Knitting is a favourite hobby of mine. I find it cathartic and calming, and it’s always good to have a hobby that ends with something you have made. I love to knit little items for friends and recently I have branched out to knitting items in chunkier wool with bigger needles.
I know people will say that knitting is hard, but actually basic knitting is easy once you get used to working a rhythm, keeping count of your stitches and making sure your tension (how tight or how loose your stitches are) is right. You can learn to do lots of fancy stitches but basic knitting is manageable. You don’t need a lot, and you don’t have to buy expensive wool.
Knitting is something that many people do, even famous people, and it’s not something that is just for girls either. It’s a great way to practice hand-eye coordination.
My children have both asked to learn to knit. I was delighted but slightly nervous when I started to teach the teen (when she was a lot younger) because I am left-handed and I knit left-handed style, and that is slightly different from how someone who is right-handed knits.
But it can be done. Then I got them to sit next to me and watch me do some slow basic stitches. Then I set them up with some needles, usually 6mm which are not too big but not too small to grip in smaller hands and some easy to grip wool and after I have cast on some stitches get them to practice basic knit stitches. If they make a mistake they can start again. A few practice rounds in simple rows and then I let them do simple makes like a basic square with 10-20 stitches. Knitting is reparative so for kids it’s an easy thing to learn and get to grips with. I watched a couple of YouTube videos on how someone would knit right-handed and then let the teen (and now the boy) watch them. This one is a great one to show you, it’s very clear and easy to watch. I get them to knit along to the video too, to practice if they need to.
When they are confident they can start on a small project. I also teach them how to correct a mistake like a dropped stitch, or how to hold it until I can come to their aid to fix it.
Now it’s a great hobby for them, and a way to keep them busy that isn’t screen time. They love showing me what they are making, and we knit together.
Emily shared a post about learning to knit, and why she likes knitting, and now she feels like a pro, and is able to help me teach her brother.

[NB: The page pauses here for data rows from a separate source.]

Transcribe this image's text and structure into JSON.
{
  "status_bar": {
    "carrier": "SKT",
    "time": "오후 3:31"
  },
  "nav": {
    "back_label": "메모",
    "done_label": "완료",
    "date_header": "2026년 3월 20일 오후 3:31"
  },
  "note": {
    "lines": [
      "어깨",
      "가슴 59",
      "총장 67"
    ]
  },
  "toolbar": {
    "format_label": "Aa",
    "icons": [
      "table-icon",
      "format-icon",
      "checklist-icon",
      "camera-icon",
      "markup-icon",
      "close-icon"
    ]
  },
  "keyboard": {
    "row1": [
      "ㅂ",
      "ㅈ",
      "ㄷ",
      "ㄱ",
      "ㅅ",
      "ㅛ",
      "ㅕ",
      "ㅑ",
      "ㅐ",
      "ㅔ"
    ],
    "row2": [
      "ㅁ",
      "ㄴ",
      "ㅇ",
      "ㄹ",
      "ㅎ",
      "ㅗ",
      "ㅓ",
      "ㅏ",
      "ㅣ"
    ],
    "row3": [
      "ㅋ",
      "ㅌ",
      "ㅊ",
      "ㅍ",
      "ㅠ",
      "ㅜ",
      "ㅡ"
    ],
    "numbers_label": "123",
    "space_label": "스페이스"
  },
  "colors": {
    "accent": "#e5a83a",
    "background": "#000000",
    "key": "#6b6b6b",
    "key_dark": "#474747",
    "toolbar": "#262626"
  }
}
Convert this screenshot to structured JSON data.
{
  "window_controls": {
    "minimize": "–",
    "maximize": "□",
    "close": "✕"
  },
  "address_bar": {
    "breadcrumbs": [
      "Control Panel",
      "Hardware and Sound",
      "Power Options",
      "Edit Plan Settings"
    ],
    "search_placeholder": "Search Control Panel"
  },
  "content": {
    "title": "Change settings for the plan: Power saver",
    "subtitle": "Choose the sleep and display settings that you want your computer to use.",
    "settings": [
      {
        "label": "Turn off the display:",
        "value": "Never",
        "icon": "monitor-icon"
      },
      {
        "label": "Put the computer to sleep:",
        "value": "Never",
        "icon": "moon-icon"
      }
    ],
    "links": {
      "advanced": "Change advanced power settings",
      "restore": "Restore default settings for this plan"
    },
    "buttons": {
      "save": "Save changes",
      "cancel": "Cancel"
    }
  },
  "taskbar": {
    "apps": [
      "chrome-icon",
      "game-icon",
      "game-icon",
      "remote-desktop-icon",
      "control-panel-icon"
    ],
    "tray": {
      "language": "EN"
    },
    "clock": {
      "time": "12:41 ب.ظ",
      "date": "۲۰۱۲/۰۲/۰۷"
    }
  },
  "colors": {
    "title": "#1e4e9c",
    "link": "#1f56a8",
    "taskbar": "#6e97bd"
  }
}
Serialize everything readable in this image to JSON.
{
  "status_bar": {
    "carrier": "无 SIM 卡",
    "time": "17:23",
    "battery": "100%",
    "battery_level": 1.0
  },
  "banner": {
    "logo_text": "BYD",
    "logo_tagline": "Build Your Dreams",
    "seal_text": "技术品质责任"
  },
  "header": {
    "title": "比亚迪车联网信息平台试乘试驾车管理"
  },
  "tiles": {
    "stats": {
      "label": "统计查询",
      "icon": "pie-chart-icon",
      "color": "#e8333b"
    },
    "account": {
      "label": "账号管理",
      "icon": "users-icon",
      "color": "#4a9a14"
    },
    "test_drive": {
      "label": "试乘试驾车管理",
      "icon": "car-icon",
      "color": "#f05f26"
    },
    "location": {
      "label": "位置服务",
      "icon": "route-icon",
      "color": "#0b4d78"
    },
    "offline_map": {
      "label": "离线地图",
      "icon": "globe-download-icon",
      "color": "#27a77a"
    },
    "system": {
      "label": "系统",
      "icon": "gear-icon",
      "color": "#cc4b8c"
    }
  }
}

If you would like to learn how to knit and are left handed then this tutorial is a really good one that shows you how to get started and technique.
Do you knit? Why not give it a go?